A young very artistic woman with a positive attitude began working with pictures. She started with bold contrasts of color in the picture. She could look at a picture up close for hours. When the picture was moved out 2 feet, she started to notice different colors. After a few seconds, the color suddenly became dull because she did not have central fixation at that distance.

After practicing central fixation with pictures, she could see much more subtlety in the colors and many more details in the pictures at greater and greater distances at home. She then needed to improve her vision at work.

People with a good color sense often also have a good sense of motion. So the woman started to practice keeping the Universal swing going at work where there is more opportunity for motion than for perceiving color. The final step was to keep the memory of colors she sees at home while she is at work. When she became proficient at these things, her vision improved dramatically.

If you have a keen interest in color, practice central fixation and edging on the outside environment or on photographs by focusing on the following:

  • Contrast colors.
    • Look for large contrasts.
    • Look for subtle contrasts.
  • Notice smaller details of color and the shapes formed when colors change within an object or when your line of vision moves from one object to another.
  • Develop a sense of motion while you see color.

When you look at color, see bold contrasts and move into subtle contrasts. Do not put a label on anything you see. For example, do not think of a bird as a bird or a tree as a tree, but think of them as shapes composed of color. Look at two similar areas of a color and ask yourself if you see more yellow in one than the other. Use objects that are obvious and close together so you can see the picture without strain. Focus on smaller and smaller areas of the picture.

Work with a partner and have the partner see colors and direct your attention to them by asking you what colors you see and if one part of the picture has more of one color than another.

Visual Memory

If you have a good visual memory, use it to improve your vision by concentrating on the following things:

  • Utilize central fixation when you remember an image.
  • Develop associated pictures in your mind. An associated picture is a visual image of something in your mind with all of the senses involved. Associated memories enable you to remember an image clearly and for a long time. Here is an example. Have a partner help by talking you through the picture.
    • Imagine someone you know in their apartment.
    • Place yourself in the picture with them.
    • Add motion by walking around in the picture.
    • Add smell by imagining flowers in a vase.
    • Add taste by imagining something in their kitchen.
    • Add other senses.

A disassociated memory is a picture of something in your mind with only the visual sense involved. For example, the memory of a letter floating in space without the memory of the feeling of looking at the letter. You can use associated memory to enhance the memory of positive experiences, and disassociated memory to reduce the impact of the memory of negative experiences.

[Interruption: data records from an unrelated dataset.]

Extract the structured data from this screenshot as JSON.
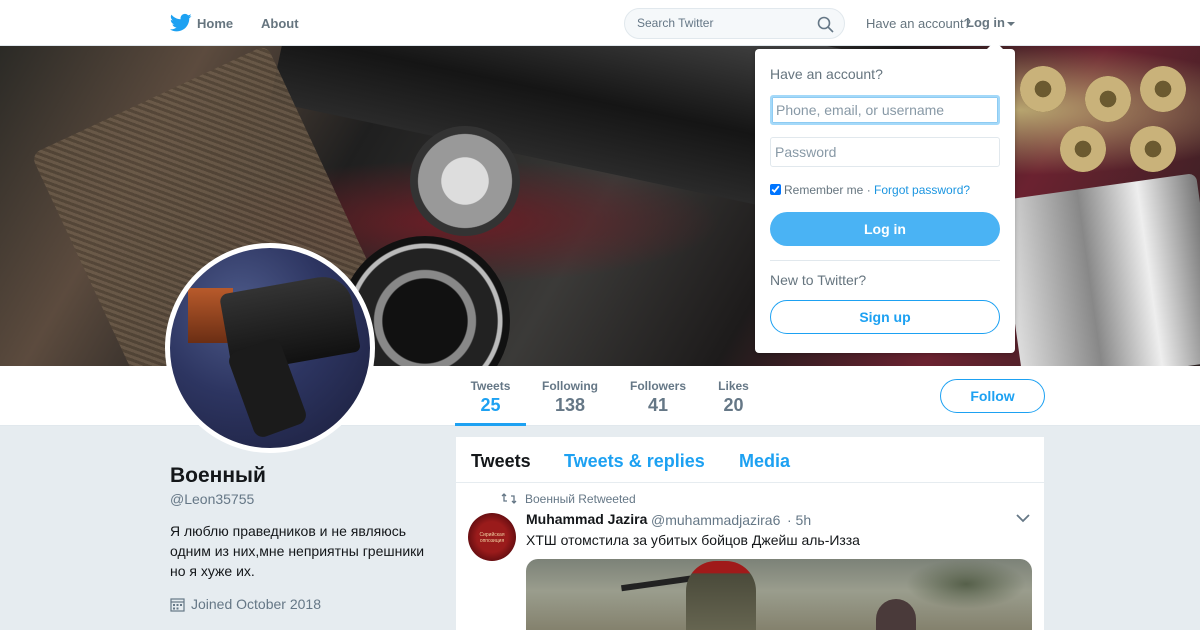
{
  "nav": {
    "home_label": "Home",
    "about_label": "About",
    "search_placeholder": "Search Twitter",
    "have_account": "Have an account?",
    "login_label": "Log in"
  },
  "colors": {
    "accent": "#1da1f2",
    "login_button": "#4ab3f4",
    "background": "#e6ecf0"
  },
  "profile": {
    "name": "Военный",
    "handle": "@Leon35755",
    "bio": "Я люблю праведников и не являюсь одним из них,мне неприятны грешники но я хуже их.",
    "joined": "Joined October 2018",
    "follow_label": "Follow"
  },
  "stats": [
    {
      "label": "Tweets",
      "value": "25",
      "active": true
    },
    {
      "label": "Following",
      "value": "138"
    },
    {
      "label": "Followers",
      "value": "41"
    },
    {
      "label": "Likes",
      "value": "20"
    }
  ],
  "timeline": {
    "tabs": [
      "Tweets",
      "Tweets & replies",
      "Media"
    ],
    "tweet": {
      "retweet_context": "Военный Retweeted",
      "author_name": "Muhammad Jazira",
      "author_handle": "@muhammadjazira6",
      "time": "· 5h",
      "text": "ХТШ отомстила за убитых бойцов Джейш аль-Изза",
      "avatar_caption": "Сирийская оппозиция"
    }
  },
  "login_dropdown": {
    "title": "Have an account?",
    "username_placeholder": "Phone, email, or username",
    "password_placeholder": "Password",
    "remember_label": "Remember me",
    "separator": " · ",
    "forgot_label": "Forgot password?",
    "login_button": "Log in",
    "new_label": "New to Twitter?",
    "signup_button": "Sign up"
  }
}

If you have a good associated memory, remember a letter such as an o on a blank surface. Keep the memory going all day. Add motion to the memory by making the o a small dot moving around in your mind all day long. Add the Universal swing by connecting the dot to the first object you swing and keeping the dot there as you expand the objects in the swing.

Sensory Awareness

Develop a feeling of the difference between close and far vision by practicing the following:

  • Build your visual interest in objects near and far by noticing color, shapes, and motion.
  • Do the Universal swing.
  • If you are nearsighted, pretend you are looking close when looking far.
  • If you are farsighted, pretend you are looking far when looking close.
  • Notice how the face muscles feel different when looking different distances.
  • Remember the feeling of what you are doing. For example, remember the feeling of a person talking to you or of climbing stairs. Remembering feelings uses sensory awareness to keep you present in your environment.
  • Extend the sense of feeling into the world by creating an image of what it feels like to be in someone else’s shoes, to touch what they are touching, and to feel from where they are feeling.